REQUIREMENT: The reply has to be a number alone, equal to how many lines in the entries below hold the string "title".

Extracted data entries

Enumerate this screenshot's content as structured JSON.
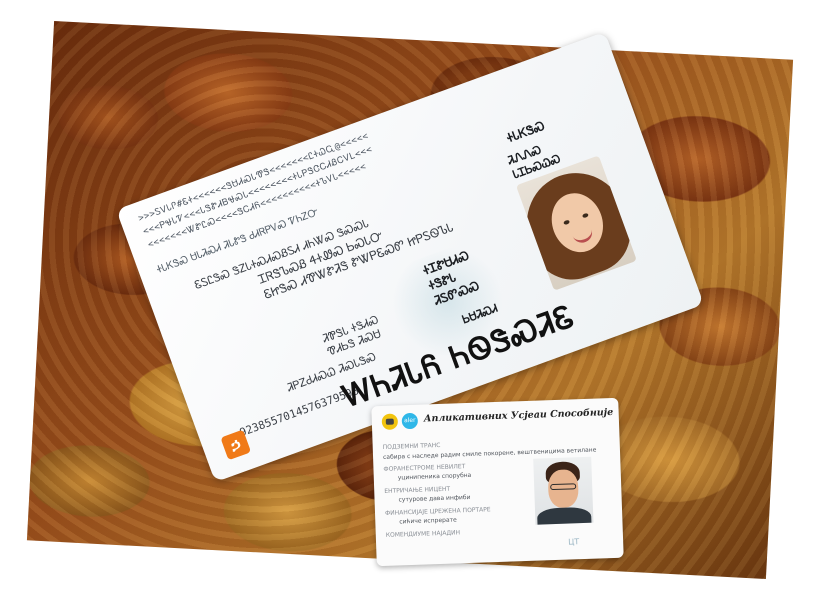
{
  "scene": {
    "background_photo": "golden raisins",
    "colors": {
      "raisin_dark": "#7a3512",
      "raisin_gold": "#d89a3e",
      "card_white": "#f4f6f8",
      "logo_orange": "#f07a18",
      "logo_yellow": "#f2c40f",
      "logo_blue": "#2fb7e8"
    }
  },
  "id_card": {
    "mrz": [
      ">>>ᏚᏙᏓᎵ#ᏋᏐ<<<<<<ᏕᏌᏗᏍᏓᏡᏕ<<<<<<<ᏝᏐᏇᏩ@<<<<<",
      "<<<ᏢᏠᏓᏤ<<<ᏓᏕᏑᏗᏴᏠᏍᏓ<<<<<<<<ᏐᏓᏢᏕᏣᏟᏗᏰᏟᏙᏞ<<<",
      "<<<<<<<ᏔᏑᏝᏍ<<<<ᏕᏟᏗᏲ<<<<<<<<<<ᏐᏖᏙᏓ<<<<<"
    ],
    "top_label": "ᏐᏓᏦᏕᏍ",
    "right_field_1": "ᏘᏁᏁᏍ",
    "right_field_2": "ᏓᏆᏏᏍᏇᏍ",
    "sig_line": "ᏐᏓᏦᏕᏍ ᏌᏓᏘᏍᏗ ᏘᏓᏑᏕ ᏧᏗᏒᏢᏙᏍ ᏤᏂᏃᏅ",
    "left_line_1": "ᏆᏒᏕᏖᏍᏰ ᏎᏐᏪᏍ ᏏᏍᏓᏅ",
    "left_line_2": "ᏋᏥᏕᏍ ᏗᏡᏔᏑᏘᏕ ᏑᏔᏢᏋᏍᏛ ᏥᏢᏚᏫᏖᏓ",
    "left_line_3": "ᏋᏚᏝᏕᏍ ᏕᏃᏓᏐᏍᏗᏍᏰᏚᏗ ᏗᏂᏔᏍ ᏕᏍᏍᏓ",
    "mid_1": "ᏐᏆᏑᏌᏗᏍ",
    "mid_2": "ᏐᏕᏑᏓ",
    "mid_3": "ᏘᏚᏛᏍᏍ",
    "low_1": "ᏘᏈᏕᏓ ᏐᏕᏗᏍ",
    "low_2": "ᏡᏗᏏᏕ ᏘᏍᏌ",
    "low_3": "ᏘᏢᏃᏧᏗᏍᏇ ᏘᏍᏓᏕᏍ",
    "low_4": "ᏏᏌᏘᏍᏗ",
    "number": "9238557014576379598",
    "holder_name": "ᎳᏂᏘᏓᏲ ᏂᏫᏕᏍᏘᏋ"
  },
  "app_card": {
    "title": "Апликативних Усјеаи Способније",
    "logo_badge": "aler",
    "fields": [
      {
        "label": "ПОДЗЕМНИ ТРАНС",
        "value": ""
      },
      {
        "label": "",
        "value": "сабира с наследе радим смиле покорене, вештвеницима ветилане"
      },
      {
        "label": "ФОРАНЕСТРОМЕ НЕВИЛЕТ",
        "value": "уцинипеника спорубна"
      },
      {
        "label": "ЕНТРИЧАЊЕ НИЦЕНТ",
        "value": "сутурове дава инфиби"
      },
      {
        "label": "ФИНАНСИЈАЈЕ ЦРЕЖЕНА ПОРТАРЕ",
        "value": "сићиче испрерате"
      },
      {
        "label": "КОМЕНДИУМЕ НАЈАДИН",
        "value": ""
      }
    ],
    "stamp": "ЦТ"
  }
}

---

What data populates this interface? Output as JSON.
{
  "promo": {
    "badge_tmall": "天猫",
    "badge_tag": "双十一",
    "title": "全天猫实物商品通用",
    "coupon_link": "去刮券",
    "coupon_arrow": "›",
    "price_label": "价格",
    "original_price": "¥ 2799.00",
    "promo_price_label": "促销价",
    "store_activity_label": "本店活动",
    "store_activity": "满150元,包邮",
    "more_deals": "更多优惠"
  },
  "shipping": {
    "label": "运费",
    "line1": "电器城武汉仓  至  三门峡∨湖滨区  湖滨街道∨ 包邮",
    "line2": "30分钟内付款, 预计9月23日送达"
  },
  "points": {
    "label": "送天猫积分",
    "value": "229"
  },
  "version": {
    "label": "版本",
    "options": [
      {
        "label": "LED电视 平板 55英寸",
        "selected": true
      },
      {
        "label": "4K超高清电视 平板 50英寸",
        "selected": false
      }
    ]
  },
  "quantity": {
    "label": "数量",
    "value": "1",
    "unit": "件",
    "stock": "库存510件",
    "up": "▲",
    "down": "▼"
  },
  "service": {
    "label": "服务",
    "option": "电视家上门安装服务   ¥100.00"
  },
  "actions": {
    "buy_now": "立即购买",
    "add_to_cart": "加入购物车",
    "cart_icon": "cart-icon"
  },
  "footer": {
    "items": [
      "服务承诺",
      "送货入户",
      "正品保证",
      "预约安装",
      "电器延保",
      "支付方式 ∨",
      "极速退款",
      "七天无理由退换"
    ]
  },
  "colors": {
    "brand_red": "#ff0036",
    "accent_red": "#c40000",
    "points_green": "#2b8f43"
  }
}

RESULT FOR THIS EXERCISE: 2